WHAT NEEDS TO BE DONE >> Where a picture occurs in the data, omit it, and copy all remaining data exactly.

Website and app data records
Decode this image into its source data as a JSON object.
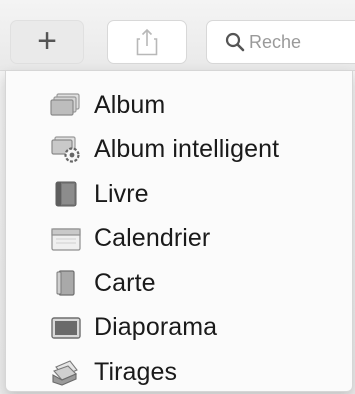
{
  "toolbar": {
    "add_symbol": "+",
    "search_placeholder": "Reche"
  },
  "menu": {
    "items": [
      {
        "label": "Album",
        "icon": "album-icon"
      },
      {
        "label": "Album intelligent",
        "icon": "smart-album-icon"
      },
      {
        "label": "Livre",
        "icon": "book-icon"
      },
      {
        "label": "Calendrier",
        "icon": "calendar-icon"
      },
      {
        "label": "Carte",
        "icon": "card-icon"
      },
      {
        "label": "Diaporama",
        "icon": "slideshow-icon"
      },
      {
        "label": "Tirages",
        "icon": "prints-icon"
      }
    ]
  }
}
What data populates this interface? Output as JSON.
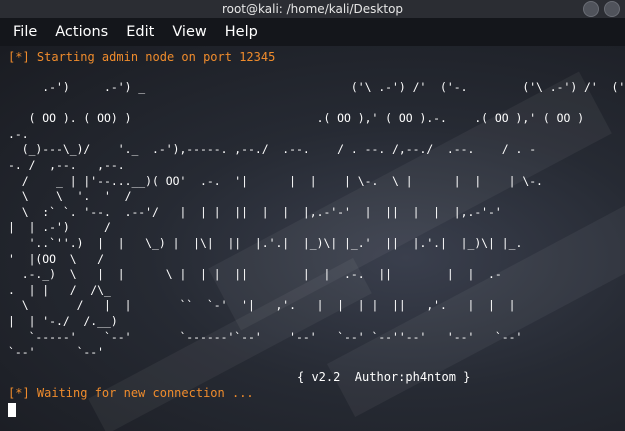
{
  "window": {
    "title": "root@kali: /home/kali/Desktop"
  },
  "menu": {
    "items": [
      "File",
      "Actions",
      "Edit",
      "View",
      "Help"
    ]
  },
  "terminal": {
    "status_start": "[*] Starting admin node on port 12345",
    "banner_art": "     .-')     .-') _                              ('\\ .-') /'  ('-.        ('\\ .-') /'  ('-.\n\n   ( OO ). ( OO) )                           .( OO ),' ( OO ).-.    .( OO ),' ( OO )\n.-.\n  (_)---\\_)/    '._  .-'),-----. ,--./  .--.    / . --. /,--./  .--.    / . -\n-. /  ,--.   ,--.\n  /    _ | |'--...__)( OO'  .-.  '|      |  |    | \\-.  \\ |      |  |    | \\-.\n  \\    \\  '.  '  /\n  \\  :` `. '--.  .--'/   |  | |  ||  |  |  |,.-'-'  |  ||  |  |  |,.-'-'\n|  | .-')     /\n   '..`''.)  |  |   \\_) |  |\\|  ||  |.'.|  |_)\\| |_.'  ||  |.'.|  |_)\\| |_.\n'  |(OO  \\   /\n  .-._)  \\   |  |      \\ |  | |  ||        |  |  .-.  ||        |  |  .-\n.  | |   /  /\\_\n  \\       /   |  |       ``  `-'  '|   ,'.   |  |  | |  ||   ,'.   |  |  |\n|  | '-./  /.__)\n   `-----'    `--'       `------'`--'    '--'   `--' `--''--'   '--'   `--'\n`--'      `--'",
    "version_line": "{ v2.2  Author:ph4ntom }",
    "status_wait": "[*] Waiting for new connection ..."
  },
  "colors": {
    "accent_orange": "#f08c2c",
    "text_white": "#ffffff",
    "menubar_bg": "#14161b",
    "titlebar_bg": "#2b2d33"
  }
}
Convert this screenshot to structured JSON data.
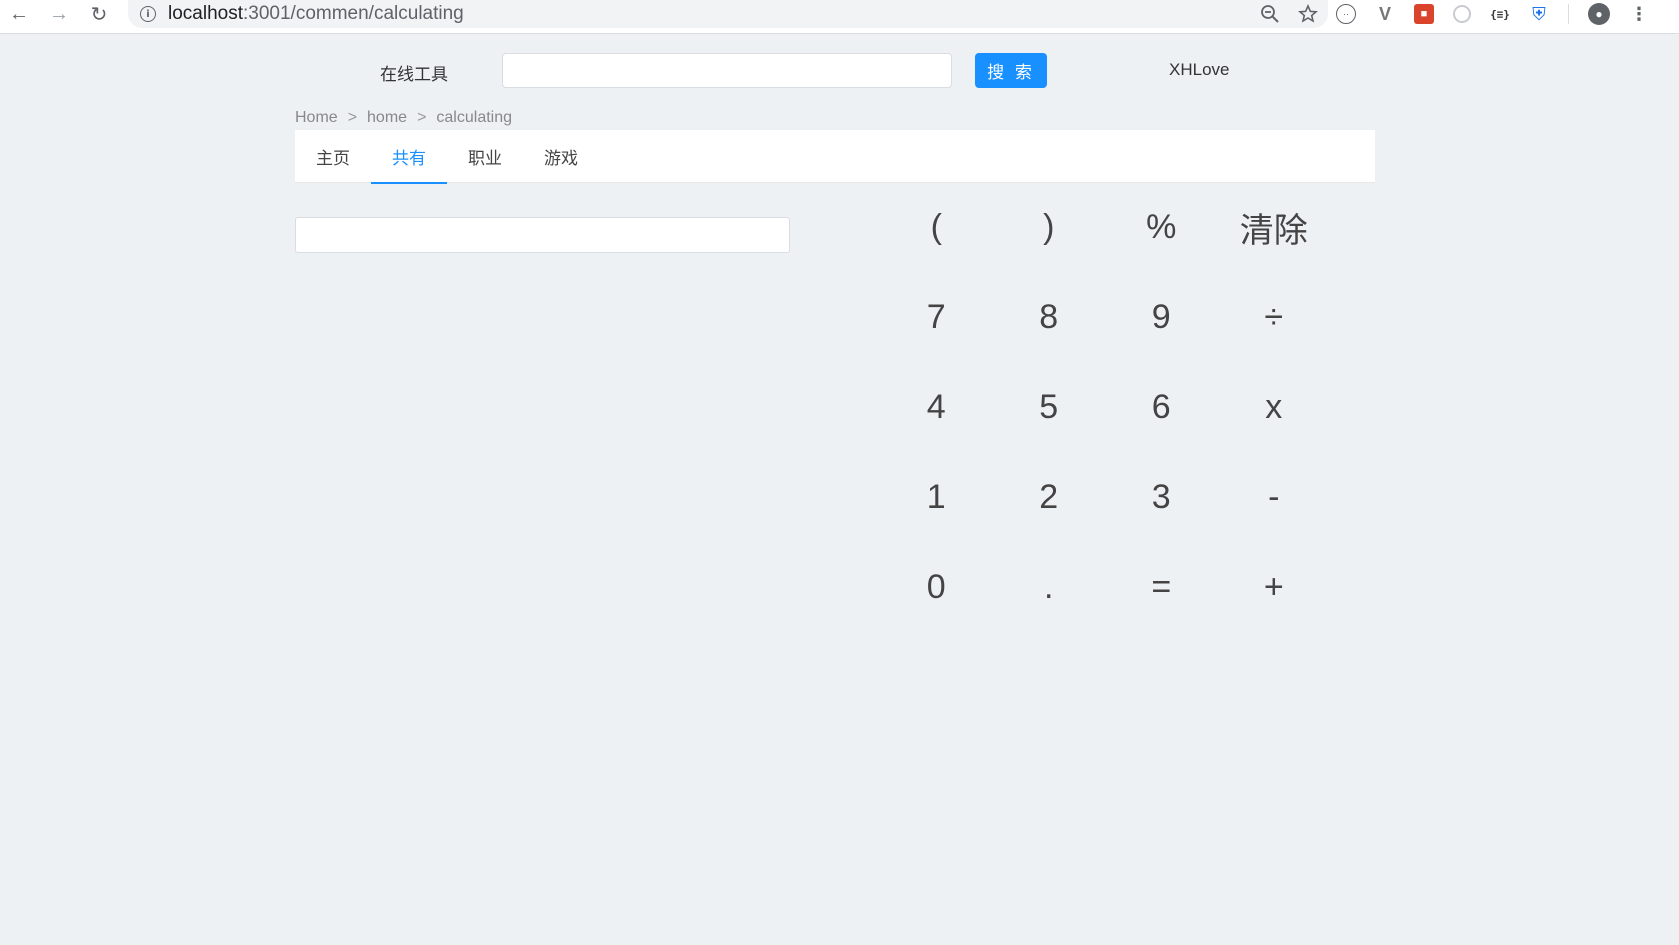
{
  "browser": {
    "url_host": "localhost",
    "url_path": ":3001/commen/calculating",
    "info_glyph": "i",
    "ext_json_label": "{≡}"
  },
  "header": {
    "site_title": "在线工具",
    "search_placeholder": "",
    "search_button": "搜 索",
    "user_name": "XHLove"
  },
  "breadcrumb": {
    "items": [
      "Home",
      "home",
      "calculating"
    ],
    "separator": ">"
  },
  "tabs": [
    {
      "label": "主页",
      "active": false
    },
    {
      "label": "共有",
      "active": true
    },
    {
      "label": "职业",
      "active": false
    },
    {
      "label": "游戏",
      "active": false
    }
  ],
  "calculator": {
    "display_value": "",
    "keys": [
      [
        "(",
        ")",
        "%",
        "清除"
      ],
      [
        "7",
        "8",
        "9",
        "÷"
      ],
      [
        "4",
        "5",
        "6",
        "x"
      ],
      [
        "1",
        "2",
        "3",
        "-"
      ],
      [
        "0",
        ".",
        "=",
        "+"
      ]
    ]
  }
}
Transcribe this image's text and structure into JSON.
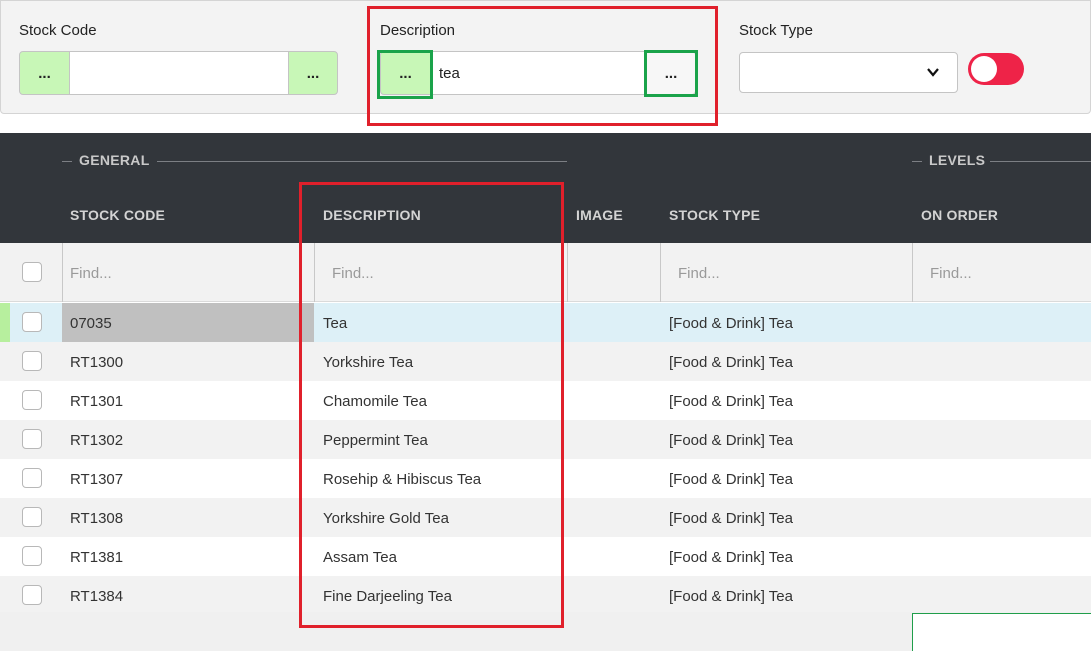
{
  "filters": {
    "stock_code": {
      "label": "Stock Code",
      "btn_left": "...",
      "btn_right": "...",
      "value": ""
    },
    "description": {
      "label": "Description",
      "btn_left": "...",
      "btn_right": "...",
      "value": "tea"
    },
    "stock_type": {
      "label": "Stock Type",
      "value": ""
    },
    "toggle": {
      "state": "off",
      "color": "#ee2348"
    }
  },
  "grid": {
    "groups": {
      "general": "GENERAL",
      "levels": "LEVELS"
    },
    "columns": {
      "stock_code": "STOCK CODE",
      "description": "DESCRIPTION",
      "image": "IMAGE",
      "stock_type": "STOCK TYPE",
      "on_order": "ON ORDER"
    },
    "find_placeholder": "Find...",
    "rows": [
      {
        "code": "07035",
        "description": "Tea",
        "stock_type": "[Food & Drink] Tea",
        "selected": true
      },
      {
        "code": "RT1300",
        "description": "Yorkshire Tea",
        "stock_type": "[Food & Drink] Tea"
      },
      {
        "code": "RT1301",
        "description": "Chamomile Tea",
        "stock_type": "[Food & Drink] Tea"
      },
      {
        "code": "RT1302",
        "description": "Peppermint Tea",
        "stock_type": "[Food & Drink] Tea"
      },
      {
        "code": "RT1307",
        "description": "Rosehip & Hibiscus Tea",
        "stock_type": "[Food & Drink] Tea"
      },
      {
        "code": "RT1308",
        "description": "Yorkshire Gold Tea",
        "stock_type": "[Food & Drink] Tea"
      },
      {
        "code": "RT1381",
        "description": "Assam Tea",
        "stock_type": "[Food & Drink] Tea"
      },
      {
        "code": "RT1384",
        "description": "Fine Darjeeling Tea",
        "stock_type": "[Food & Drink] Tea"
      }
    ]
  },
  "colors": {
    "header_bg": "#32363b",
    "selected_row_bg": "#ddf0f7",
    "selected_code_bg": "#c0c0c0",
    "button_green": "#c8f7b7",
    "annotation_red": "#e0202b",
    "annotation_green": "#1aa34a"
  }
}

REPLY >>
Decode this image into its source data as a JSON object.
{
  "toolbar": {
    "add_symbol": "+",
    "search_placeholder": "Reche"
  },
  "menu": {
    "items": [
      {
        "label": "Album",
        "icon": "album-icon"
      },
      {
        "label": "Album intelligent",
        "icon": "smart-album-icon"
      },
      {
        "label": "Livre",
        "icon": "book-icon"
      },
      {
        "label": "Calendrier",
        "icon": "calendar-icon"
      },
      {
        "label": "Carte",
        "icon": "card-icon"
      },
      {
        "label": "Diaporama",
        "icon": "slideshow-icon"
      },
      {
        "label": "Tirages",
        "icon": "prints-icon"
      }
    ]
  }
}
What data populates this interface? Output as JSON.
{
  "window": {
    "title": "root@kali: /home/kali/Desktop"
  },
  "menu": {
    "items": [
      "File",
      "Actions",
      "Edit",
      "View",
      "Help"
    ]
  },
  "terminal": {
    "status_start": "[*] Starting admin node on port 12345",
    "banner_art": "     .-')     .-') _                              ('\\ .-') /'  ('-.        ('\\ .-') /'  ('-.\n\n   ( OO ). ( OO) )                           .( OO ),' ( OO ).-.    .( OO ),' ( OO )\n.-.\n  (_)---\\_)/    '._  .-'),-----. ,--./  .--.    / . --. /,--./  .--.    / . -\n-. /  ,--.   ,--.\n  /    _ | |'--...__)( OO'  .-.  '|      |  |    | \\-.  \\ |      |  |    | \\-.\n  \\    \\  '.  '  /\n  \\  :` `. '--.  .--'/   |  | |  ||  |  |  |,.-'-'  |  ||  |  |  |,.-'-'\n|  | .-')     /\n   '..`''.)  |  |   \\_) |  |\\|  ||  |.'.|  |_)\\| |_.'  ||  |.'.|  |_)\\| |_.\n'  |(OO  \\   /\n  .-._)  \\   |  |      \\ |  | |  ||        |  |  .-.  ||        |  |  .-\n.  | |   /  /\\_\n  \\       /   |  |       ``  `-'  '|   ,'.   |  |  | |  ||   ,'.   |  |  |\n|  | '-./  /.__)\n   `-----'    `--'       `------'`--'    '--'   `--' `--''--'   '--'   `--'\n`--'      `--'",
    "version_line": "{ v2.2  Author:ph4ntom }",
    "status_wait": "[*] Waiting for new connection ..."
  },
  "colors": {
    "accent_orange": "#f08c2c",
    "text_white": "#ffffff",
    "menubar_bg": "#14161b",
    "titlebar_bg": "#2b2d33"
  }
}
Convert this screenshot to structured JSON data.
{
  "browser": {
    "url_host": "localhost",
    "url_path": ":3001/commen/calculating",
    "info_glyph": "i",
    "ext_json_label": "{≡}"
  },
  "header": {
    "site_title": "在线工具",
    "search_placeholder": "",
    "search_button": "搜 索",
    "user_name": "XHLove"
  },
  "breadcrumb": {
    "items": [
      "Home",
      "home",
      "calculating"
    ],
    "separator": ">"
  },
  "tabs": [
    {
      "label": "主页",
      "active": false
    },
    {
      "label": "共有",
      "active": true
    },
    {
      "label": "职业",
      "active": false
    },
    {
      "label": "游戏",
      "active": false
    }
  ],
  "calculator": {
    "display_value": "",
    "keys": [
      [
        "(",
        ")",
        "%",
        "清除"
      ],
      [
        "7",
        "8",
        "9",
        "÷"
      ],
      [
        "4",
        "5",
        "6",
        "x"
      ],
      [
        "1",
        "2",
        "3",
        "-"
      ],
      [
        "0",
        ".",
        "=",
        "+"
      ]
    ]
  }
}
Transcribe this image's text and structure into JSON.
{
  "filters": {
    "stock_code": {
      "label": "Stock Code",
      "btn_left": "...",
      "btn_right": "...",
      "value": ""
    },
    "description": {
      "label": "Description",
      "btn_left": "...",
      "btn_right": "...",
      "value": "tea"
    },
    "stock_type": {
      "label": "Stock Type",
      "value": ""
    },
    "toggle": {
      "state": "off",
      "color": "#ee2348"
    }
  },
  "grid": {
    "groups": {
      "general": "GENERAL",
      "levels": "LEVELS"
    },
    "columns": {
      "stock_code": "STOCK CODE",
      "description": "DESCRIPTION",
      "image": "IMAGE",
      "stock_type": "STOCK TYPE",
      "on_order": "ON ORDER"
    },
    "find_placeholder": "Find...",
    "rows": [
      {
        "code": "07035",
        "description": "Tea",
        "stock_type": "[Food & Drink] Tea",
        "selected": true
      },
      {
        "code": "RT1300",
        "description": "Yorkshire Tea",
        "stock_type": "[Food & Drink] Tea"
      },
      {
        "code": "RT1301",
        "description": "Chamomile Tea",
        "stock_type": "[Food & Drink] Tea"
      },
      {
        "code": "RT1302",
        "description": "Peppermint Tea",
        "stock_type": "[Food & Drink] Tea"
      },
      {
        "code": "RT1307",
        "description": "Rosehip & Hibiscus Tea",
        "stock_type": "[Food & Drink] Tea"
      },
      {
        "code": "RT1308",
        "description": "Yorkshire Gold Tea",
        "stock_type": "[Food & Drink] Tea"
      },
      {
        "code": "RT1381",
        "description": "Assam Tea",
        "stock_type": "[Food & Drink] Tea"
      },
      {
        "code": "RT1384",
        "description": "Fine Darjeeling Tea",
        "stock_type": "[Food & Drink] Tea"
      }
    ]
  },
  "colors": {
    "header_bg": "#32363b",
    "selected_row_bg": "#ddf0f7",
    "selected_code_bg": "#c0c0c0",
    "button_green": "#c8f7b7",
    "annotation_red": "#e0202b",
    "annotation_green": "#1aa34a"
  }
}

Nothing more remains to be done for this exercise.